=== Begin Enclosure ===
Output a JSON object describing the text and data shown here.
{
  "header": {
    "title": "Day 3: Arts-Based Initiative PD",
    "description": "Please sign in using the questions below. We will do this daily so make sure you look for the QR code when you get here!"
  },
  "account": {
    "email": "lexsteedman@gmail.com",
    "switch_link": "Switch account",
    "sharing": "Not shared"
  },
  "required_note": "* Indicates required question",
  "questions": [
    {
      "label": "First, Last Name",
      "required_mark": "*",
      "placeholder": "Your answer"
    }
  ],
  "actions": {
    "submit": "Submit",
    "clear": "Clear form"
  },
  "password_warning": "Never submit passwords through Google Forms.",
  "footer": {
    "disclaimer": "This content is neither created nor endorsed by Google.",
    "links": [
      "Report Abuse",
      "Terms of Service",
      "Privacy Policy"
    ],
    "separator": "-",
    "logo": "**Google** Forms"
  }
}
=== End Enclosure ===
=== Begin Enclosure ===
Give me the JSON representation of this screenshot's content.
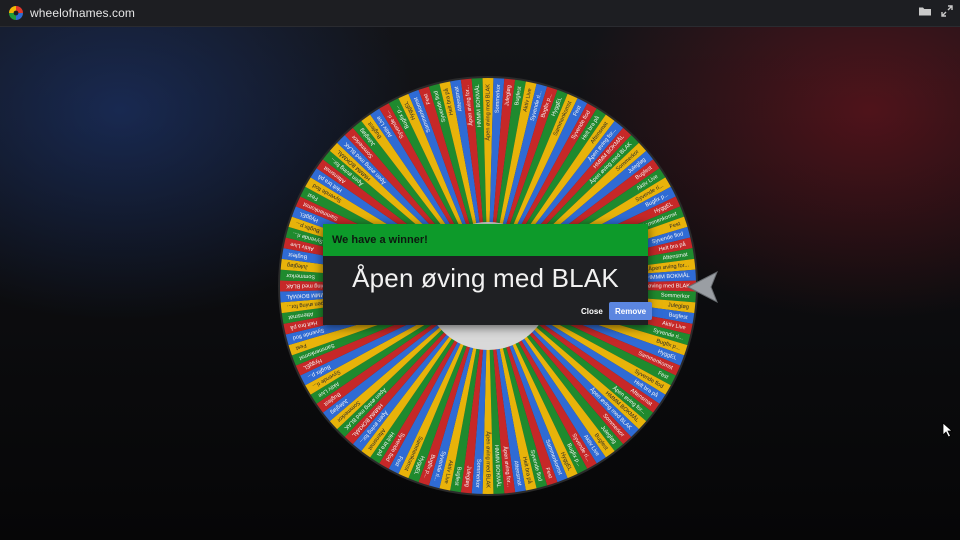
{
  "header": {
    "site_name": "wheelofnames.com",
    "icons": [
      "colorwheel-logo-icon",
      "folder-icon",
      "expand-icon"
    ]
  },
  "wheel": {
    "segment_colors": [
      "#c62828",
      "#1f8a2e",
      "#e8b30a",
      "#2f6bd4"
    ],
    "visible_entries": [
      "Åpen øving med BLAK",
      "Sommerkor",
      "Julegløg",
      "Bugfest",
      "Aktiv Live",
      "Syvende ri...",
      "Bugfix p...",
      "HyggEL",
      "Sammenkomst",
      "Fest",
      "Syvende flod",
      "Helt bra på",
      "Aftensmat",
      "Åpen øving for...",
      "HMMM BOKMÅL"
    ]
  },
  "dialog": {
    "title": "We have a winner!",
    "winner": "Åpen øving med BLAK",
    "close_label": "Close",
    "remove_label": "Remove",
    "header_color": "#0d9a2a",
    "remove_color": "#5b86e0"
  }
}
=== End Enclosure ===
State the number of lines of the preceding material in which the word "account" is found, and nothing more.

FINISHED EXERCISE.
2